Brimming with the voices of dancers who are keen to inspire a younger generation to pursue the arts, as a full-time profession and committed to make it work financially, Bengaluru is also vocal about resisting the culture of paying to perform at a concert.
Equally crucial from the point of view of an artist is the audience. Rukmini Vijayakumar, who has performed at prestigious venues across the world and whose home and heart is her hometown, Bengaluru, says that sharing work with an audience “here is just special because I know they won’t judge me. The eclectic nature of the city also organically manifests in an audience that sometimes walks into a performance with little or no knowledge of the dance form but filled with curiosity and an appetite to engage, without any prejudice or bias.”

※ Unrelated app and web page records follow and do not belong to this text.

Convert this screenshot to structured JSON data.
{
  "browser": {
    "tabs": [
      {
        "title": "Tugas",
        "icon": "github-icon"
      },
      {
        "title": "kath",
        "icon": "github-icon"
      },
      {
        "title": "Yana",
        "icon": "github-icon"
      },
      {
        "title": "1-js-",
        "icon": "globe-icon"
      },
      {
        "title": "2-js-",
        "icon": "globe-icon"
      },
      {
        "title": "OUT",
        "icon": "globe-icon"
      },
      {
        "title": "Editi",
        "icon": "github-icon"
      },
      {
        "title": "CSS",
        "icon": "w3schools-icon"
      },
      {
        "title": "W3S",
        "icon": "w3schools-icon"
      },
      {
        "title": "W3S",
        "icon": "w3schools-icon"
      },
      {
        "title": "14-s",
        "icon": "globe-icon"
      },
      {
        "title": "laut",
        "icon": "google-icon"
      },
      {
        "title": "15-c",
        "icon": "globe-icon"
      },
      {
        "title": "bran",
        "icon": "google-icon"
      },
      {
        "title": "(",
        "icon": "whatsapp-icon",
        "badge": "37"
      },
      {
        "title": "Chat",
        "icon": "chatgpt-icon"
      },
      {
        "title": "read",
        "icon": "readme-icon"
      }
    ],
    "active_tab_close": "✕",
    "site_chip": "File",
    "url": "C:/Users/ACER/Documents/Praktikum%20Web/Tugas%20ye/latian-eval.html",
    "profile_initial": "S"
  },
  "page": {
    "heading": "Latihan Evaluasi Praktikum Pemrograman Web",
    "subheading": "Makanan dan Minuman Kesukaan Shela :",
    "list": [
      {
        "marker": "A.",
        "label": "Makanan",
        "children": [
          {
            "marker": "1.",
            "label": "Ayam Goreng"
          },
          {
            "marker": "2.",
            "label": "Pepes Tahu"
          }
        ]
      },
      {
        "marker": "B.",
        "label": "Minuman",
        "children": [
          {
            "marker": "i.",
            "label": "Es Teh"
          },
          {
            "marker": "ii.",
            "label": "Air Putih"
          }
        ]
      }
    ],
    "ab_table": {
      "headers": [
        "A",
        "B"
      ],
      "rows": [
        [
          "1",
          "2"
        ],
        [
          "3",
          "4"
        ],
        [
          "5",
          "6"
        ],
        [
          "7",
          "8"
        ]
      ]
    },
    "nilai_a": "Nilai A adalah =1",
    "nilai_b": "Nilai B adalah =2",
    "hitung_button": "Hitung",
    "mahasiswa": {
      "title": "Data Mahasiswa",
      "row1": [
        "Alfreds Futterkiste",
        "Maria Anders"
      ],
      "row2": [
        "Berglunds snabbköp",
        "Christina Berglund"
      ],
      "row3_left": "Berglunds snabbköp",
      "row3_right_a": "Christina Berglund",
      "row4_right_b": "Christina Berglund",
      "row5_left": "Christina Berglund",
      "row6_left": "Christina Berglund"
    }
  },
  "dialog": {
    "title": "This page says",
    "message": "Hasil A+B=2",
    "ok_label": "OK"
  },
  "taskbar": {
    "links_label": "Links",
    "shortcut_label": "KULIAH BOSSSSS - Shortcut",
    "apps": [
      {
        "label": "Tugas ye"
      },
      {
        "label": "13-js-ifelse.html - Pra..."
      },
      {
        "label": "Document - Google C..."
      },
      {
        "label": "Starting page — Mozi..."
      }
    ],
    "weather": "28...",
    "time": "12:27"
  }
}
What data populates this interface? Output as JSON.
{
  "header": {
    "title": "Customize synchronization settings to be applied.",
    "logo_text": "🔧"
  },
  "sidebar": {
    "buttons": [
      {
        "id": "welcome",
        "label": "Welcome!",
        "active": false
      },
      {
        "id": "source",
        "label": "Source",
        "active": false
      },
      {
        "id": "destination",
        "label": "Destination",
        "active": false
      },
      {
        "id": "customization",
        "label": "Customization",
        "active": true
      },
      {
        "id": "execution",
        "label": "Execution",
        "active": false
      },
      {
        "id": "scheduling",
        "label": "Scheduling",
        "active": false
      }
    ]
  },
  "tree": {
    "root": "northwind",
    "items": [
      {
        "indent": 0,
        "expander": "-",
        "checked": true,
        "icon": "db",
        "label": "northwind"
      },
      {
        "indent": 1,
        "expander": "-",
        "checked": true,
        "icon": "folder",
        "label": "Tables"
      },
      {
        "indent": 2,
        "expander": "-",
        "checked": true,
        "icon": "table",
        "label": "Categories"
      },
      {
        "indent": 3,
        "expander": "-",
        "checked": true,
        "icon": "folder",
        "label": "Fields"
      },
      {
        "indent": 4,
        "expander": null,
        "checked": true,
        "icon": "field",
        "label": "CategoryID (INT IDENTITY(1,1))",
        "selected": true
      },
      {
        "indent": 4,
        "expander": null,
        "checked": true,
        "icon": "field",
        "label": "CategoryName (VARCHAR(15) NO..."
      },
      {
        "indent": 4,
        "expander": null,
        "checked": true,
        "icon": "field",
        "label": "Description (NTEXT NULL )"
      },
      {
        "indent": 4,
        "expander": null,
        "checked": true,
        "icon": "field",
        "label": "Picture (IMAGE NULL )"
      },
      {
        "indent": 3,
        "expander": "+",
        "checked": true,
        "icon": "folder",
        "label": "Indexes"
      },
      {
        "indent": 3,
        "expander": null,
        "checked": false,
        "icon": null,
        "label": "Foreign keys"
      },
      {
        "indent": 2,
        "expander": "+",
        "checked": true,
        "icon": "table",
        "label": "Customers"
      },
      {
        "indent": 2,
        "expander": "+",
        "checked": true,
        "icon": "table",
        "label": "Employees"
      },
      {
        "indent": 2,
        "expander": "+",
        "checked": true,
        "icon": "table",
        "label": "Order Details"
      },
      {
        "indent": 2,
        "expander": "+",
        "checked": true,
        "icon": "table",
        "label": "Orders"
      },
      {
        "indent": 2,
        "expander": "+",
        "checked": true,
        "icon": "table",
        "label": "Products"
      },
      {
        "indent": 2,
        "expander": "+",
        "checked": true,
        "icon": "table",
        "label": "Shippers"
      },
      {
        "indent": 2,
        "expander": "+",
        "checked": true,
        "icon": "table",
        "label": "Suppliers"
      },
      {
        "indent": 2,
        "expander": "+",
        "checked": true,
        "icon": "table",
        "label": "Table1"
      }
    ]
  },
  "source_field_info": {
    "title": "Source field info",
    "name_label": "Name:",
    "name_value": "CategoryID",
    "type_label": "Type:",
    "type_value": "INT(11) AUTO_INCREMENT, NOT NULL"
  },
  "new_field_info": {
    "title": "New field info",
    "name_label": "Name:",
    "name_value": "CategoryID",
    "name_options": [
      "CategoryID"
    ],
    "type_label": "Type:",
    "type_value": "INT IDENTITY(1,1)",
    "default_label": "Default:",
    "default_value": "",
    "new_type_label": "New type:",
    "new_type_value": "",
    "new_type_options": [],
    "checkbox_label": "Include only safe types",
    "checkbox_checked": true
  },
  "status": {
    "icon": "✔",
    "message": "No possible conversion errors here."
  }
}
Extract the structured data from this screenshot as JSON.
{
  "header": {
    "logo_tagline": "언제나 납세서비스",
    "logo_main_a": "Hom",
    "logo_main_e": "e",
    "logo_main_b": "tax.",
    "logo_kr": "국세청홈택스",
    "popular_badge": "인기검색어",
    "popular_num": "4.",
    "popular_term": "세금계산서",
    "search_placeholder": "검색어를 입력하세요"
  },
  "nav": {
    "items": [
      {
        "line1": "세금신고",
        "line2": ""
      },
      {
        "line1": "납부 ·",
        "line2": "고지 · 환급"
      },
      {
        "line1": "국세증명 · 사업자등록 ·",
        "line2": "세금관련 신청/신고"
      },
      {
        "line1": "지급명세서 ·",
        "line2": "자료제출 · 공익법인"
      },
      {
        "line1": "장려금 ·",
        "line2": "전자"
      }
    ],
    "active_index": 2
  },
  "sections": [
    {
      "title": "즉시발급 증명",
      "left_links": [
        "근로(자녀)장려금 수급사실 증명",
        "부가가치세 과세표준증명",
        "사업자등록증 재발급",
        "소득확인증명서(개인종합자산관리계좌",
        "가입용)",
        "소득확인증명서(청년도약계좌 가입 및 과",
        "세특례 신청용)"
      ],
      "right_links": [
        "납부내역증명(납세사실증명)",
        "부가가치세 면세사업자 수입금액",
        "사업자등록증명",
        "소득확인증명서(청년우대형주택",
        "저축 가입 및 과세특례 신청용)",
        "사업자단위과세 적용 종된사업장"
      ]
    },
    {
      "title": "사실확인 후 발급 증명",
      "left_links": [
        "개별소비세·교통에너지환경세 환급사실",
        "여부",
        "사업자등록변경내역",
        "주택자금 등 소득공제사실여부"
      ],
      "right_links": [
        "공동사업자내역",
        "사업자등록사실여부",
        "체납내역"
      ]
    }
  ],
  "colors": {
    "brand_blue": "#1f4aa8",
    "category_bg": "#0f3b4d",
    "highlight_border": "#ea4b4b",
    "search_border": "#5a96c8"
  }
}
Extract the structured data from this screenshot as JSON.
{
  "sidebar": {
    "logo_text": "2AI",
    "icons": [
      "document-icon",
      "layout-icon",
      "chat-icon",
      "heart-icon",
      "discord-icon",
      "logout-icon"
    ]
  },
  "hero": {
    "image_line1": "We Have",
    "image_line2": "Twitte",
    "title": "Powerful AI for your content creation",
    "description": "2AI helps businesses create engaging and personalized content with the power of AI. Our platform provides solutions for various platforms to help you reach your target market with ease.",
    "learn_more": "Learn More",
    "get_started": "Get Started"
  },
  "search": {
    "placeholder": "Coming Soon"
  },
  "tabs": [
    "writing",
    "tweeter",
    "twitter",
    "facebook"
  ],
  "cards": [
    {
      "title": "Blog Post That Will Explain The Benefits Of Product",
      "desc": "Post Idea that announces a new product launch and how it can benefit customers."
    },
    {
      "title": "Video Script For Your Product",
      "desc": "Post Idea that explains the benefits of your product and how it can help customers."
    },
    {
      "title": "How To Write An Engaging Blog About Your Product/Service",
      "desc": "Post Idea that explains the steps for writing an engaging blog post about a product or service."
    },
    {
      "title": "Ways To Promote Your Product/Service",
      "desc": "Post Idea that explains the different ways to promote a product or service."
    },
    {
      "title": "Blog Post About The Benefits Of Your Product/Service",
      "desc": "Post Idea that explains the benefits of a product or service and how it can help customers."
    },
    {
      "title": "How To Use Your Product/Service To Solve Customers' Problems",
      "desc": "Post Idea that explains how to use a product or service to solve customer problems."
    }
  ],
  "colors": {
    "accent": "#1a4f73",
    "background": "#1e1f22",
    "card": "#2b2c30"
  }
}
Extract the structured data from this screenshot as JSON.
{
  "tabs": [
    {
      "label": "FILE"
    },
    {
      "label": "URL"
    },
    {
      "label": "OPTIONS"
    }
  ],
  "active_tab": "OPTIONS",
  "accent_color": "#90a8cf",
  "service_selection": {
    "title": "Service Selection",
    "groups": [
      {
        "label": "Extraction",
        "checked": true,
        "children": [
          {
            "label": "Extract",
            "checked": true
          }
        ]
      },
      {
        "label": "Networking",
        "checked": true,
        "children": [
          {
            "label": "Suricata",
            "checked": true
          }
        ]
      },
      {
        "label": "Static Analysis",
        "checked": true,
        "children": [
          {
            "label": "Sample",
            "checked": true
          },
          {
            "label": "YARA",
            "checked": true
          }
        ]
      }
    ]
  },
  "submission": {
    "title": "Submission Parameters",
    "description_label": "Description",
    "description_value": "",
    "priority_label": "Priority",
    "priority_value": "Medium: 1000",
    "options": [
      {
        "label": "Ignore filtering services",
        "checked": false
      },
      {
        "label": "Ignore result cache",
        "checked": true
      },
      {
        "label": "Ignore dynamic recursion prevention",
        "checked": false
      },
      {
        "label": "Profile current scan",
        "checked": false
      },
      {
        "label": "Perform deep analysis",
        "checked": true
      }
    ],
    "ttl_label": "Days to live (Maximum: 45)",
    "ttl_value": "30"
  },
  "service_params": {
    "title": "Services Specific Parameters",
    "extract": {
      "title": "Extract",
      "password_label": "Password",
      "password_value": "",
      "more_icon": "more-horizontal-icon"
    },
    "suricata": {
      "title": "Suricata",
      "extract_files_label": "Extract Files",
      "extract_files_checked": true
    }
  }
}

Shruti Gopal, a Bharatanatyam dancer-choreographer-teacher, who runs the Upadhye School of Dance with her husband, Parshwanath Upadhye, also a well-known dancer, takes pride in Bengaluru’s Bharatanatyam culture. “We are really a world of our own,” Shruti says, “Growing up, learning dance under my guru, Padmini Ramchandran, a student of Vazhuvoor Ramiah Pillai, I always watched how she consistently pushed the creative envelope within the traditional framework. I still remember how she created a production inspired entirely by Bengali paintings and another one on Jesus that I was also a part of. I think our—and I mean, dancers in Bengaluru—box to create and innovate has always been a bit large, a bit open, a bit without boundaries.” Perhaps, the most crucial for any artiste; a box that can breathe, free, masked or otherwise.